Sitting through the hearings, I couldn’t help but think these bills were just nibbling around the edges of the larger problem. Sure, the drug-marketing phenomenon could be contributing to health-care costs. And soaring health-care premiums are a reflection of soaring health-care costs.
Good thing there are efforts to try to attack those issues. Watch for one soon — the Puget Sound Health Alliance’s report, the Community Checkup, expected around Jan. 31. The study looks at how well the community is doing in terms of people getting preventive screening and those with chronic conditions, such as diabetes, heart disease or depression, getting the effective care they need. Early detection and careful monitoring can reduce costs later.
Reform is needed, Washington leaders, Republican and Democrat, agree. But they should take care to make sure the solutions have buy-in across party lines and special-interest groups. The governor’s Blue Ribbon Commission on Health Care Costs and Access followed that model, by finding areas of agreement rather than pitting the traditional special-interest groups against each other. In this short session, the governor is dealing a little with cost through the safety angle — helping health-care workers become nurses, increasing provider discipline and standards — although her longer-term goal is to ensure all Washington residents have access to health care.
Today, Senate Health Chairwoman Karen Keiser, D-Kent, is unveiling a sweeping health-care reform bill, called Washington Health Partnership. It’s based on the proposed Healthy Wisconsin program. Wisconsin Senate Majority Leader Jon Erpenbach is in Olympia today to talk about the concept, which would provide universal health care paid for by employers and employees.
Erpenbach claims the plan will save an estimated $1.3 billion per year, by using the buying power of the people of Wisconsin to negotiate drug prices, streamlining administration, and encouraging preventive care. Supported by the governor, the bill passed the Wisconsin Democratic Senate handily but so far hasn’t gained traction in the state’s Republican House.
At the Olympia hearing Thursday, there was a tense dynamic between Keiser and the committee’s ranking Republican member, Cheryl Pflug, a registered nurse with 20 years experience in health care. Keiser cut off Pflug, R-Maple Valley, several times as she pushed to ask questions on the bills stacked up for hearing.
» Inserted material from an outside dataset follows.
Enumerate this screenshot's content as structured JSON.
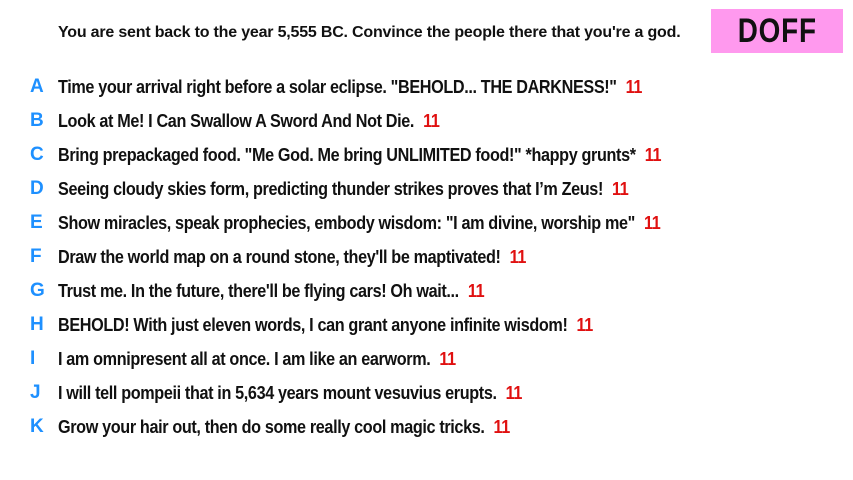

Solving the challenges of access and affordability in health care is a monumental task requiring bipartisan effort. Remember the state’s Democrat-controlled reform in the early 1990s that was promptly excised when the Republicans won control in 1994? To stick, such sweeping changes require a thorough examination and earnest, nonpartisan efforts to seek agreement.
As for Dr. Harvey, she’s just trying to help her young patients be healthy, with sensitivity to their parents’ wallets. And that, she says, is getting harder to do.
Kate Riley’s column appears regularly on editorial pages of The Times. Her e-mail address is firstname.lastname@example.org; for a podcast Q&A with the author, go to Opinion at seattletimes.com